It all begins with Garrett, the beloved protagonist and anti-hero of the original Thief trilogy. In deciding to reboot the franchise, the first question Eidos Montreal tackled was this: would Garrett return or not? How to reinvent a character loved by so many old-timers while simultaneously modernising him for a new generation of players? Was Eidos prepared to enter into a pact with a legion of gamers who still fondly remember the good old days? It seems it was, because Eidos decided Garrett would indeed return, and in doing so, signalled its intention to create the first full-fledged Thief game in nearly ten years.
In a sense, the new-look Garrett speaks for the larger project at hand. With his new hood, gear and strange green eye, he’s a character informed by the lineage of the series, but with a twist — Thief is much the same. While unequivocally a game about sticking to the shadows and sneaking up on unsuspecting victims, Eidos Montreal is not making a direct sequel. Instead, the team is working on a re-imagined world. There’s a new story, a new setting and, most strikingly, a new engine. The company has clearly gained a great deal of confidence from 2011’s Human Revolution, which rustled life back into the Deus Ex franchise. And though the team working on Thief is composed of different members, we have every confidence they will handle a reboot of the Thief series with the same care.
Out with the old, in with the new
Much of the early work has gone into perfecting Garrett’s look. Eidos has settled on something that, in part, is inspired by Brandon Lee in The Crow.
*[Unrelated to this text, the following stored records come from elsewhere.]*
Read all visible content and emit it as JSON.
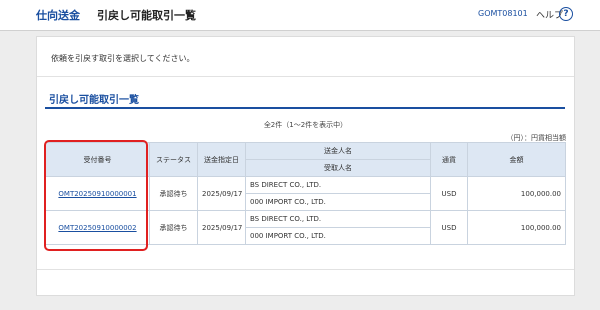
{
  "header": {
    "app_title": "仕向送金",
    "screen_title": "引戻し可能取引一覧",
    "screen_id": "GOMT08101",
    "help_label": "ヘルプ",
    "help_icon": "?"
  },
  "instruction": "依頼を引戻す取引を選択してください。",
  "section": {
    "title": "引戻し可能取引一覧",
    "count_text": "全2件（1～2件を表示中）",
    "unit_text": "（円）：円貨相当額"
  },
  "table": {
    "headers": {
      "receipt_no": "受付番号",
      "status": "ステータス",
      "date": "送金指定日",
      "remitter": "送金人名",
      "beneficiary": "受取人名",
      "currency": "通貨",
      "amount": "金額"
    },
    "rows": [
      {
        "receipt_no": "OMT20250910000001",
        "status": "承認待ち",
        "date": "2025/09/17",
        "remitter": "BS DIRECT CO., LTD.",
        "beneficiary": "000 IMPORT CO., LTD.",
        "currency": "USD",
        "amount": "100,000.00"
      },
      {
        "receipt_no": "OMT20250910000002",
        "status": "承認待ち",
        "date": "2025/09/17",
        "remitter": "BS DIRECT CO., LTD.",
        "beneficiary": "000 IMPORT CO., LTD.",
        "currency": "USD",
        "amount": "100,000.00"
      }
    ]
  },
  "colors": {
    "accent": "#1a4fa0",
    "header_bg": "#dde7f3",
    "highlight": "#e02020"
  }
}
Along with a make-over comes a host of abilities that keeps Garrett apace with contemporary gaming icons. Take the “Claw”, Thief’s answer to Dishonored’s “Warp”. Then there’s his “Focus” ability, which sounds awfully similar to Batman Arkham Asylum’s Detective Mode. “Focus” lets Garrett spot useful items within the world, but Eurogamer reports that it can’t be used endlessly. We do know, courtesy of Destructoid, that there will be a “navigation beacon”. Destructoid also mentions a “lockpicking mini-game”, which will prove tense if enemies are roaming about nearby.
Rumour has it that Eidos is spending a great deal of time working out how much of a helping hand to give you during the game. Fans of the old series will remember Thief to be uncompromisingly tough, as all games of the late nineties were. But do the developers risk alienating a new breed of gamer by sticking to this mantra? It appears they’ve looked to pare back the difficulty. Speaking to Game Informer, producer Stephane Roy has said that the new-generation Thief will appeal to the expectations of new-generation gamers by lending them a helping hand in certain situations. If you’re spotted, for instance, Roy doesn’t expect you to reload an earlier save and replay the section to perfection. Instead, he’s overseeing a game where you’ll be given the chance to flee, bide your time, then tackle another route through the level. It sounds good in principle — we only hope the enemy AI isn’t compromised for the sake of a player’s ego.
Elsewhere, the team has decided to keep Thief a first-person game because the viewpoint naturally immerses you within the world. Except, cleverly, they’ve employed a system in which the camera snaps back to third-person when Garrett is using the Claw and performing the proverbial “takedown”. It’s a neat marriage of the two viewpoints – Deus Ex: Human Revolution, in fact, did the same.
An engine to make your eyes bleed
On visual evidence alone, Eidos is doing a fantastic job of bringing a new Thief game to life. Screenshots indicate a world brimming with moody, gothic touches. It runs off a modified version of Epic’s Unreal 3 engine, though it’s clearly heavily modified. Shadows are cast dynamically within the world, which spells a dizzying array of possibilities in a world where… well, you’re tasked with sticking to those shadows.
2012 saw somewhat of a resurgence for the stealth genre, with games like Dishonored and Far Cry 3 as much about moving unseen as going Rambo. It’s perhaps inevitable then that a new Thief is in the works. But the pedigree of Eidos Montreal gives us every reason to believe that, come 2014, this will be a fitting re-imagining of the series.
Set for a 2014 release on the PC and next-gen consoles, Thief’s early screenshots promise a world that captures the tone of the old series, while introducing visual splendour far removed from its ageing forebears. Stay tuned to Gearburn for further coverage as Thief slowly creeps into life.
Image via Techhive.com